Alternative Dispute Resolution (ADR) Directive 2015
This directive from europe came into force in October 2015, but in 2017, many people and businesses are still unaware of it. Yet it is now part of UK law in the form of regulations, and businesses must be compliant.
do we need to bother if we are leaving Europe?
In a nutshell yes!
what does it say?
In brief it says that businesses have to offer their customers an alternative method of complaint or dispute resolution and can no longer take the approach “we'll see you in court”. All businesses are required to tell their customers in their consumer contracts, what approach they take on dispute resolution. It applies to all consumer contracts.
so what should businesses do?
To put this into practice it means all businesses have to have a clear dispute resolution process that is available to all customers before they enter into any potential contract.
You also need to set out for the customer in your contract what your approach to resolving any potential complaint or dispute will be. To start with you could inform the customer that you have an internal or an external complaints procedure and who they should contact, if they want to use it.
Then you need to say whether you will be prepared to try mediation, conciliation, or arbitration if the customer is not satisfied with the initial complaints procedure. You may have a trade body or and industry ombudsman that the customer can contact. So you could give their details. You may be part of an obligatory industry scheme, so you should find out what you need to do. Many trade memberships include ADR schemes.
who should I use for mediation?
You may also have a preferred mediation service provider that you wish to refer the dispute to should a dispute arise. So you can, but you don't need to, name a specific "certified ADR provider" in your contract ( unless your contract is an industry standard and you are part of an ADR scheme).
In fact it is a common mistake, but you can use any mediator whether certified or not. A "certified provider" means the service, not the individual mediator and in our experience even some certified providers, use non qualified mediators. So ensure you use a professionally trained mediator and preferably one with experience. Indeed many very experienced mediators are not "certified providers". So ask questions and go for experience and quality.
Should you have any questions, get in touch or comment below. And check out our blog on ADR for more info.

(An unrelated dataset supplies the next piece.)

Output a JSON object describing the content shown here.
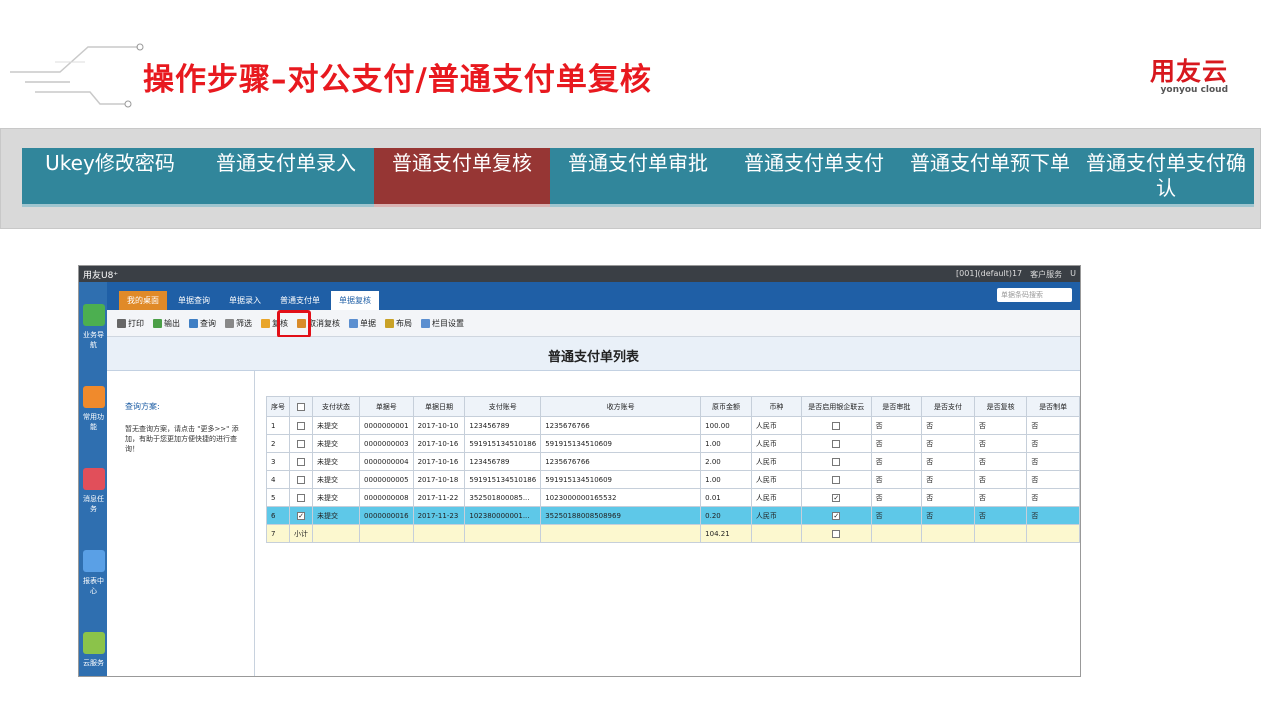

Roberta Mason is a mediator. She was a solicitor for over 20 years and knows a thing of two about disputes and going to court. She has a real sense of social justice for ordinary people and small business owners